Fall had begun showing its colors along the river banks.

Last Dance approaches Lock 8 on a gorgeous fall day.

The Erie Canal is a cruising destination with scenery and countryside changing as the canal moves up and west.  Charter companies rent canal boats that are often rented for a week's cruise.

A rainy day image through the flybridge window shows the heavy traffic of boats heading east so they could move south for the winter.  Only a few of us were traveling west, all with the intention of leaving the boats to be stored for the winter.

Some interesting boats were spotted along the canal.  At Little Falls, NY, RA, a solar-power boat attempting to complete the Great Loop, was tied along the town dock.  Maybe this gray day wasn't the best for boats powered by the sun.  RA is another example of how different boats can be in design.  It appears that the skinny hull, for efficiency and ease of movement through the water, with outrigger hulls for stability was taken from Polynesian canoes.

Also at the Little Falls town dock was a cruise ship, a quite different cruise ship.  To clear the low bridges and lock structures the boat has been designed with a very short air draft.  Makes for a different looking ship.

Winter Harbor, Brewerton, NY

Just west of Lake Onida and north of Syracuse, the town of Brewerton lies along the canal.  One of the bigger businesses in town is the marina, boatyard, and storage facility named Winter Harbor.  As could be surmised from the name, a major portion of their main business is the storage of boats in the winter, in heated buildings.

The location, which will provide a northern starting point for Last Dance's cruise of the Canadian Great Lakes during summer 2014, was a strong factor for selecting Winter Harbor.  But having the boat in a warm environment rather than going through freezing and thawing cycles, which could reek havoc on systems and the hull was the major factor.

Moving a large, heavy boat from the water into a building is an intricate and delicate process.  The boats are first removed from the water by a travel lift, using straps under the boat.  After a bottom pressure wash, a low boy, self-powered trailer slides under the boat for transport to the building.

Then the boats are precisionly placed only inches apart, and for Last Dance, under shelves that will hold two smaller boats higher in the building.

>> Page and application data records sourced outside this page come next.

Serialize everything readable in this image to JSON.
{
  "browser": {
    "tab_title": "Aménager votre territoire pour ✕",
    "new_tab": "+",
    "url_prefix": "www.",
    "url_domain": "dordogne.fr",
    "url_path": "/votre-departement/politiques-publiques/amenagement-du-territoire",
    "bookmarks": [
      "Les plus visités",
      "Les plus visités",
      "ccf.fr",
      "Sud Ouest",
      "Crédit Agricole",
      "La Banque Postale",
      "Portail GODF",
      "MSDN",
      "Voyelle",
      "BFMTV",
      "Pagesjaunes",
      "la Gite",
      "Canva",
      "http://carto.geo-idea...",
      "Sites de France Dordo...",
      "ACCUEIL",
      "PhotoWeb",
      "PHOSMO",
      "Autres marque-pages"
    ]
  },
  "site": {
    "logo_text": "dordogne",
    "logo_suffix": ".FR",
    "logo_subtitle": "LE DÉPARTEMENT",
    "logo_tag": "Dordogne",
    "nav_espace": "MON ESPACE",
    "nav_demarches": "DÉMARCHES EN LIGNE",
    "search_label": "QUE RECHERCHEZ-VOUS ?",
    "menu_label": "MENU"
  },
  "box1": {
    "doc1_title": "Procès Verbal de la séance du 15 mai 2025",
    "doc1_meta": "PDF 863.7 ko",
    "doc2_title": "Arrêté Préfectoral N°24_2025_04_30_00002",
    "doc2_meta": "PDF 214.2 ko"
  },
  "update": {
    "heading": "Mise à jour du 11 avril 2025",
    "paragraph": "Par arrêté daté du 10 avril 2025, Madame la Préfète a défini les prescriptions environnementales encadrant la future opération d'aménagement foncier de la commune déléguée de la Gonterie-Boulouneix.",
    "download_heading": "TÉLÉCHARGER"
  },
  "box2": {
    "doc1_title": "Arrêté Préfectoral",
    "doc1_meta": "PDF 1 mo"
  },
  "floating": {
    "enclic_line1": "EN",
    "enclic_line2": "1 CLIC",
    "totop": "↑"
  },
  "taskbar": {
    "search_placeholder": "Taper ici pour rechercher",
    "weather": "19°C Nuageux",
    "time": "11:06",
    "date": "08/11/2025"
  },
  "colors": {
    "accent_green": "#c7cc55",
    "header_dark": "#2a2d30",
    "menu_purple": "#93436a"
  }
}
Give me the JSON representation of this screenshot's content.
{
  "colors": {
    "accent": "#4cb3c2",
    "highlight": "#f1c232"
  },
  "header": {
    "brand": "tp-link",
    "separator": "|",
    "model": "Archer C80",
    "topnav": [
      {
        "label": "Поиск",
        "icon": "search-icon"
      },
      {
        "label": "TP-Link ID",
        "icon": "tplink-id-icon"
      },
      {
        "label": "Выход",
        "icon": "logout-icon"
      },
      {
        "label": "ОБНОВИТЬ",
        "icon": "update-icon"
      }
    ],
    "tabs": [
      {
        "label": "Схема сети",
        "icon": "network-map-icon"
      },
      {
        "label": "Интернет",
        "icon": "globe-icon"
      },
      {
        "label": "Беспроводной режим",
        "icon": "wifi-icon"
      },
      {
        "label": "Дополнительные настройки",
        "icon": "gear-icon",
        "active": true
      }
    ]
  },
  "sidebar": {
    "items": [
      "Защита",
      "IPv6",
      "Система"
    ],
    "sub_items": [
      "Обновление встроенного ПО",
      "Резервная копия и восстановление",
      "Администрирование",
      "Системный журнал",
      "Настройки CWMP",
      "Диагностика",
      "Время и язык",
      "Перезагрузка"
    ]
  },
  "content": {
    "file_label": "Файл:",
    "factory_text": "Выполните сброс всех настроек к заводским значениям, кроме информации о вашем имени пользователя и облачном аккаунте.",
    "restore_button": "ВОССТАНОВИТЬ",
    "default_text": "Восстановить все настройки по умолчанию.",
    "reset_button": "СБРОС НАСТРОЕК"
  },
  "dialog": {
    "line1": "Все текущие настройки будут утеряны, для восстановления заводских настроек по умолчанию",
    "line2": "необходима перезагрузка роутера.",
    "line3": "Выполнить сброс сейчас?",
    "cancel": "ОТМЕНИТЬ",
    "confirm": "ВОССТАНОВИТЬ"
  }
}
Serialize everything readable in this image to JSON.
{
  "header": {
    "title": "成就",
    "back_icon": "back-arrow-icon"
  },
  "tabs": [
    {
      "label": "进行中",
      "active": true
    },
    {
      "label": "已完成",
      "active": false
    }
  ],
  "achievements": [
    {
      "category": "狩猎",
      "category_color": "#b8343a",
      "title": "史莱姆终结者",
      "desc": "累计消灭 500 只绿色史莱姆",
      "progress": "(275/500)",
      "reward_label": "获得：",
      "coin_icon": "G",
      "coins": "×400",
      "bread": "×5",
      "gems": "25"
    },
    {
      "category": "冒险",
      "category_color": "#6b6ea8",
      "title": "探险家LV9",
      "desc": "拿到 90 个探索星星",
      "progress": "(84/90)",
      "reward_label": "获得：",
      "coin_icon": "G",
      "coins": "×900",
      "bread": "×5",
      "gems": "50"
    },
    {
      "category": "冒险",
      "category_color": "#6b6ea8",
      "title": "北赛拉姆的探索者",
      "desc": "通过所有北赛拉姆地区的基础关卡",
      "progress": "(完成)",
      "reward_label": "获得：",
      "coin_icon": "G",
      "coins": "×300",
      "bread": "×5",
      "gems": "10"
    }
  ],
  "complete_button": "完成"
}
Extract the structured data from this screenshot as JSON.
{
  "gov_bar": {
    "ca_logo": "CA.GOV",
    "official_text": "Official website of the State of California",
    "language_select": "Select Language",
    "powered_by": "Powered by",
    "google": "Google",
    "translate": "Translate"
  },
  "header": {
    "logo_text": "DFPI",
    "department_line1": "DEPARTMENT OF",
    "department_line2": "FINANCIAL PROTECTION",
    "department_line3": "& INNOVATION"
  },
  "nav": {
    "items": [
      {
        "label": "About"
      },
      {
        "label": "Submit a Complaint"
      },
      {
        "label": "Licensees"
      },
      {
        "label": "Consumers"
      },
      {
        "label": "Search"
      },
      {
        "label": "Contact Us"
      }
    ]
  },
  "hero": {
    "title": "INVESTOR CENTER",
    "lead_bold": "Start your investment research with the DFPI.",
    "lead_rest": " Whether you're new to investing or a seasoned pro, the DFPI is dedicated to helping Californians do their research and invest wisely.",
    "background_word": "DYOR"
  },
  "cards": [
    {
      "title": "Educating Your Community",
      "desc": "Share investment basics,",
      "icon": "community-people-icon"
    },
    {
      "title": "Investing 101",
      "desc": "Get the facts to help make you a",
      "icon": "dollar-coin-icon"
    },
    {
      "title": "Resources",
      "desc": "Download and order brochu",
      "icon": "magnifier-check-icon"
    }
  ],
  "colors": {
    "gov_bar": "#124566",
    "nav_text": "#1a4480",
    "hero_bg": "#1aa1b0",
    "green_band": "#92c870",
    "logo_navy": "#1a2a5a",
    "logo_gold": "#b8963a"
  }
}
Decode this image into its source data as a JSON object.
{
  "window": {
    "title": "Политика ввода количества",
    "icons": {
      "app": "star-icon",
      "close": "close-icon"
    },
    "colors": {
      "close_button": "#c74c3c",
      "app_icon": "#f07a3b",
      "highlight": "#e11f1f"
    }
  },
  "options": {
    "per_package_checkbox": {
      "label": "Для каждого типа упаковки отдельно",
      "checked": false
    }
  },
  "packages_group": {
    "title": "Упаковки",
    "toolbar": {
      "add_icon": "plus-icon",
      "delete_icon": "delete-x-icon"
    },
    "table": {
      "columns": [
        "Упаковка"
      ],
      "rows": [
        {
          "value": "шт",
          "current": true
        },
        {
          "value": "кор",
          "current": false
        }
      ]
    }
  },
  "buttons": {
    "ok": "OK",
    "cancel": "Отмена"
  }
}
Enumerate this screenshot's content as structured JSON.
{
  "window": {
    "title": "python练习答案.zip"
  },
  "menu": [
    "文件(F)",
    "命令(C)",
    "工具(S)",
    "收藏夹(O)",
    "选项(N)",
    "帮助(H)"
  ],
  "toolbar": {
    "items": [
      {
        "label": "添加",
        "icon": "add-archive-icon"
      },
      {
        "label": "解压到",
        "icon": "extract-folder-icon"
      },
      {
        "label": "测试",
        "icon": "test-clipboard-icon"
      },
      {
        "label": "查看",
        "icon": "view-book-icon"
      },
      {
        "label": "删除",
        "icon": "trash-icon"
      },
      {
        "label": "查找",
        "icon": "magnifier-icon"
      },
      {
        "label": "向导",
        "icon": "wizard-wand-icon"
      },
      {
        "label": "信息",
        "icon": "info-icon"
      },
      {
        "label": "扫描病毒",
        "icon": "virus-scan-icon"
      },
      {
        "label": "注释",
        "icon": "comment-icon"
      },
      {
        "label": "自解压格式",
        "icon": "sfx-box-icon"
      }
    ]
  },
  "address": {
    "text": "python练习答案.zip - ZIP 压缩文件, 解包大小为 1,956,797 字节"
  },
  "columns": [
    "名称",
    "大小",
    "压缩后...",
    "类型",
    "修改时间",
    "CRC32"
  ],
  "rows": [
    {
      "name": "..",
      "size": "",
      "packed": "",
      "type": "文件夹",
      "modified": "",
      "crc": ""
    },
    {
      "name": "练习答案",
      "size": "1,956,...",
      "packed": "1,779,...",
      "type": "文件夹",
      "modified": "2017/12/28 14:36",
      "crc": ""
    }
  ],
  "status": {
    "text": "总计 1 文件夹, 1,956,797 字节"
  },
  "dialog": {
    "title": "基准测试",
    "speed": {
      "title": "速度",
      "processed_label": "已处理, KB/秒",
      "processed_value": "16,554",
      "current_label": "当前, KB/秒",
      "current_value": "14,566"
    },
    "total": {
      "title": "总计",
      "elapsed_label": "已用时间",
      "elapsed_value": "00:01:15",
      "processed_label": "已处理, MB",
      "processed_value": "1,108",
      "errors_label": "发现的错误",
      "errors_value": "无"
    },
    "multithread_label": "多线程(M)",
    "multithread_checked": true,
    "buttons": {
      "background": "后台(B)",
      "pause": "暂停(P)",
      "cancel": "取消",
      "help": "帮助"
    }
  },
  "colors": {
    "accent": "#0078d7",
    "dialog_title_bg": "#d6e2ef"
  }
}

A sense of loss was experienced leaving Last Dance after spending two and half years aboard.  The beauty and adventures shared as a couple cruising North American waters are an experience difficult to express fully.  Hopefully, the two Last Dance blogs will bring some of the experiences to others so that they may gain a glimpse into the journey along the waterways.

So, the crew is back to dirt dwelling with the major project to be an addition and remodel on the home in Flagler Beach.